• [TASK STATEMENT] Without the images, write out the whole listing exactly.

** Opening RECORDS FOR PROCESSING block **

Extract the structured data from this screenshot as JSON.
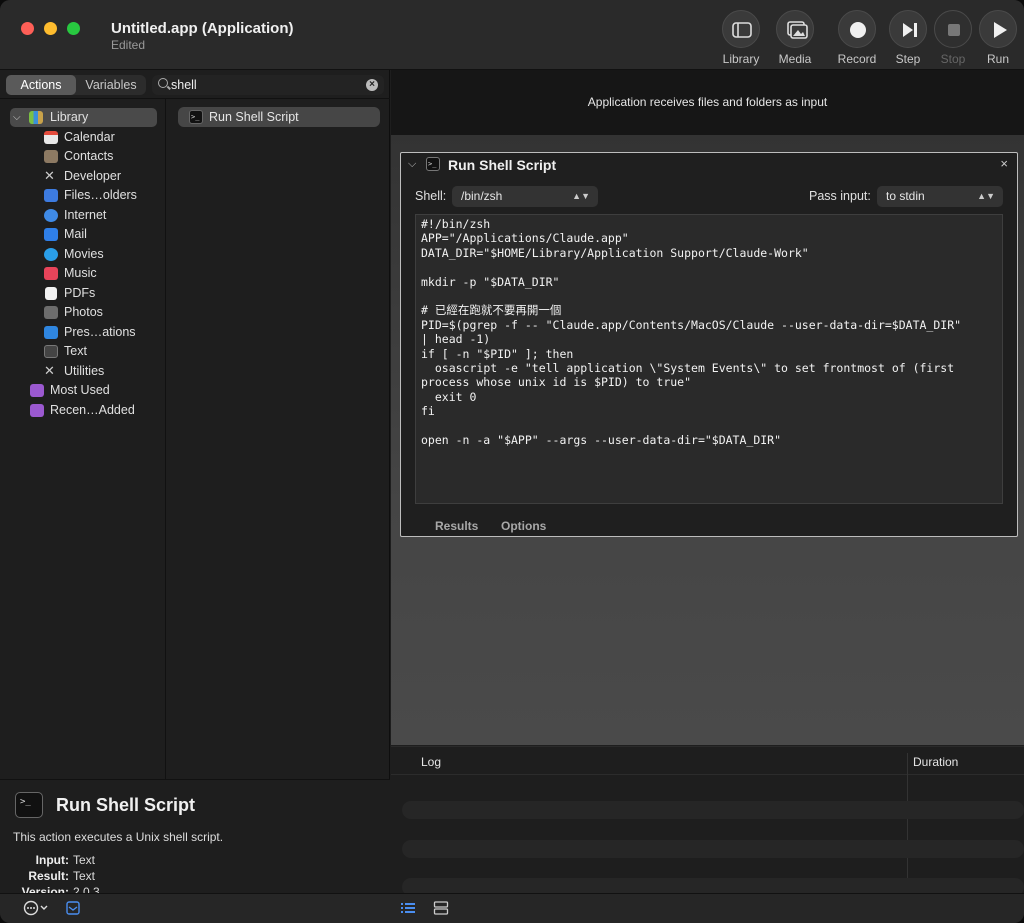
{
  "window": {
    "title": "Untitled.app (Application)",
    "subtitle": "Edited"
  },
  "toolbar": {
    "library": "Library",
    "media": "Media",
    "record": "Record",
    "step": "Step",
    "stop": "Stop",
    "run": "Run"
  },
  "left": {
    "tabs": {
      "actions": "Actions",
      "variables": "Variables"
    },
    "search": {
      "value": "shell"
    },
    "library_label": "Library",
    "categories": [
      "Calendar",
      "Contacts",
      "Developer",
      "Files…olders",
      "Internet",
      "Mail",
      "Movies",
      "Music",
      "PDFs",
      "Photos",
      "Pres…ations",
      "Text",
      "Utilities"
    ],
    "most_used": "Most Used",
    "recent": "Recen…Added",
    "results": [
      "Run Shell Script"
    ]
  },
  "description": {
    "name": "Run Shell Script",
    "body": "This action executes a Unix shell script.",
    "input_label": "Input:",
    "input_value": "Text",
    "result_label": "Result:",
    "result_value": "Text",
    "version_label": "Version:",
    "version_value": "2.0.3"
  },
  "workflow": {
    "receives": "Application receives files and folders as input",
    "action": {
      "title": "Run Shell Script",
      "shell_label": "Shell:",
      "shell_value": "/bin/zsh",
      "pass_label": "Pass input:",
      "pass_value": "to stdin",
      "script": "#!/bin/zsh\nAPP=\"/Applications/Claude.app\"\nDATA_DIR=\"$HOME/Library/Application Support/Claude-Work\"\n\nmkdir -p \"$DATA_DIR\"\n\n# 已經在跑就不要再開一個\nPID=$(pgrep -f -- \"Claude.app/Contents/MacOS/Claude --user-data-dir=$DATA_DIR\"\n| head -1)\nif [ -n \"$PID\" ]; then\n  osascript -e \"tell application \\\"System Events\\\" to set frontmost of (first\nprocess whose unix id is $PID) to true\"\n  exit 0\nfi\n\nopen -n -a \"$APP\" --args --user-data-dir=\"$DATA_DIR\"",
      "tab_results": "Results",
      "tab_options": "Options"
    }
  },
  "log": {
    "col_log": "Log",
    "col_duration": "Duration"
  }
}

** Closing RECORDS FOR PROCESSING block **

• [EXERCISE ANSWER]
Extract the structured data from this screenshot as JSON.
{
  "window": {
    "title": "Untitled.app (Application)",
    "subtitle": "Edited"
  },
  "toolbar": {
    "library": "Library",
    "media": "Media",
    "record": "Record",
    "step": "Step",
    "stop": "Stop",
    "run": "Run"
  },
  "left": {
    "tabs": {
      "actions": "Actions",
      "variables": "Variables"
    },
    "search": {
      "value": "shell"
    },
    "library_label": "Library",
    "categories": [
      "Calendar",
      "Contacts",
      "Developer",
      "Files…olders",
      "Internet",
      "Mail",
      "Movies",
      "Music",
      "PDFs",
      "Photos",
      "Pres…ations",
      "Text",
      "Utilities"
    ],
    "most_used": "Most Used",
    "recent": "Recen…Added",
    "results": [
      "Run Shell Script"
    ]
  },
  "description": {
    "name": "Run Shell Script",
    "body": "This action executes a Unix shell script.",
    "input_label": "Input:",
    "input_value": "Text",
    "result_label": "Result:",
    "result_value": "Text",
    "version_label": "Version:",
    "version_value": "2.0.3"
  },
  "workflow": {
    "receives": "Application receives files and folders as input",
    "action": {
      "title": "Run Shell Script",
      "shell_label": "Shell:",
      "shell_value": "/bin/zsh",
      "pass_label": "Pass input:",
      "pass_value": "to stdin",
      "script": "#!/bin/zsh\nAPP=\"/Applications/Claude.app\"\nDATA_DIR=\"$HOME/Library/Application Support/Claude-Work\"\n\nmkdir -p \"$DATA_DIR\"\n\n# 已經在跑就不要再開一個\nPID=$(pgrep -f -- \"Claude.app/Contents/MacOS/Claude --user-data-dir=$DATA_DIR\"\n| head -1)\nif [ -n \"$PID\" ]; then\n  osascript -e \"tell application \\\"System Events\\\" to set frontmost of (first\nprocess whose unix id is $PID) to true\"\n  exit 0\nfi\n\nopen -n -a \"$APP\" --args --user-data-dir=\"$DATA_DIR\"",
      "tab_results": "Results",
      "tab_options": "Options"
    }
  },
  "log": {
    "col_log": "Log",
    "col_duration": "Duration"
  }
}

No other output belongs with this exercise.